News Corp. is complaining to the European Commission that it’s not taking a tough enough stance on Google. “In [a] strongly worded letter, [News Corp. CEO] Robert Thomson says ‘the shining vision of Google’s founders has been replaced by a cynical management,’” BBC News reports. “It calls Google a ‘platform for piracy’ whose power ‘increases with each passing day.’” In response, a Google spokesperson tells BBC News: “Phew! What a scorcher! Murdoch accuses Google of eating his hamster!”
Re/Code checks in on Gawker, where, according to publisher Nick Denton, business has never been better. With 280 employees generating 80 million uniques a month, it’s time for a fancy, new 60 square foot office, Denton has decided. Giving himself the grandest of missions, Denton tells Re/Code: “At stake is not just our own long-term future, but the viability of intelligent independent media in a sector dominated by hype-fueled ventures, media conglomerates and tech giants.”
During an otherwise disappointing fiscal third-quarter, Adobe this week said revenue from its digital marketing business -- including campaign management and analytics services -- rose 8% to $336.6 million. Overall, however, total revenue rose 1% to $1.01 billion, while analysts were expecting at least $1.02 billion, Reuters reports. “I think the market has come to expect perfection from this company and today was not perfect,” Edward Jones technology analyst Josh Olson told Reuters.
Courts documents unsealed this week show how the U.S. government threatened to fine Yahoo $250,000 a day for failing to provide it with private user communications, in 2008. The records “illuminate how federal officials forced American tech companies to participate in the National Security Agency’s controversial PRISM program,” The Washington Post reports. Though it believe the requests to be unconstitutional, Yahoo was one of a number of tech giant that did ultimately surrender personal user communications to the U.S. government.
It was probably only a matter of time, but Microsoft is reportedly erasing any and all uses of the Nokia brand name.
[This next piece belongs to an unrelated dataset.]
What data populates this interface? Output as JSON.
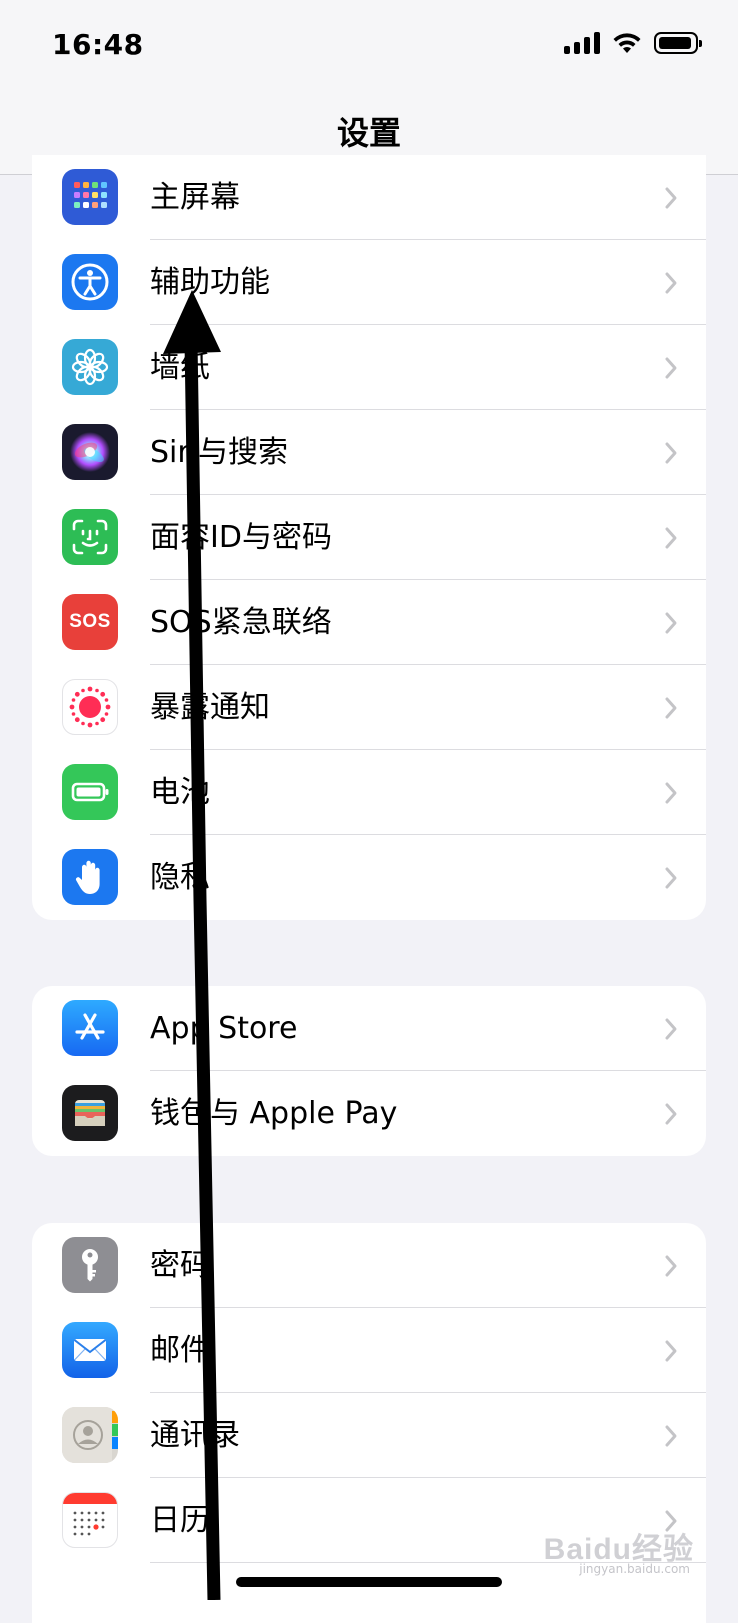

That leaves “Lumia” as “the hero brand for upcoming devices,” Geeks On Gadgets reports. Based on an internal document obtained by the tech blog, “Microsoft is shying away from placing the Windows Phone logo next to their devices in promotions and advertisements, and will instead place the standard Windows logo alongside them (sans the ‘Phone’).”
TMZ.com, once derided by some (many?) as a sleazy gossip Web site, has officially earned the respect of The New York Times. Following a series of major scoops -- from audio of Donald Sterling’ racist remarks to video of Ray Rice’s domestic violence -- the paper of record concedes that TMZ’s “reporting is having an impact.” NYTimes then puts that impact in historical context. “Tabloids have always trafficked in gossip and scandal-mongering,” it writes. “The idea was never just to titillate, though; it was, at least in part, to hold the rich and powerful accountable.”
Google Glass is so unpopular in some circles that consumer products are emerging to block the headgear’s privacy invading powers. For less than $100, Glass-haters should soon be able to buy Cyborg Unplug -- a gadget that detects nearby devices, and kills their connections to local Wi-Fi networks, Wired reports. The contraption is also expected to deter other “potential surveillance gadgets like Google Dropcams, Wi-Fi-enabled drone copters, and certain wireless microphones,” according to Wired.
Some plucky tech companies, including Reddit, Etsy, Foursquare, and Kickstarter, are planning to protest the FCC’s net neutrality proposal. As The Verge reports, the group is going to mark next Wednesday, September 10, as a day of action, “during which they'll showcase net neutrality issues on their sites and drive visitors to contact the FCC, Congress and the White House.”
As expected, Google’s Megan Smith has been named country’s next chief technology officer. Among other attributes, “Smith … has a record of focusing on digital inclusiveness,” The Washington Post reports. “Before Google, she was the CEO of the online LGBT community PlanetOut … And she has worked to bring more women in the engineering and technology fields.” Also on Thursday, The White House named former Twitter lawyer Alexander Macgillivray as deputy U.S. CTO. Thus, “President Obama gets a pair of widely respected technology world figures, both steeped in the workings of some of Silicon Valley's biggest and highest-profile companies.”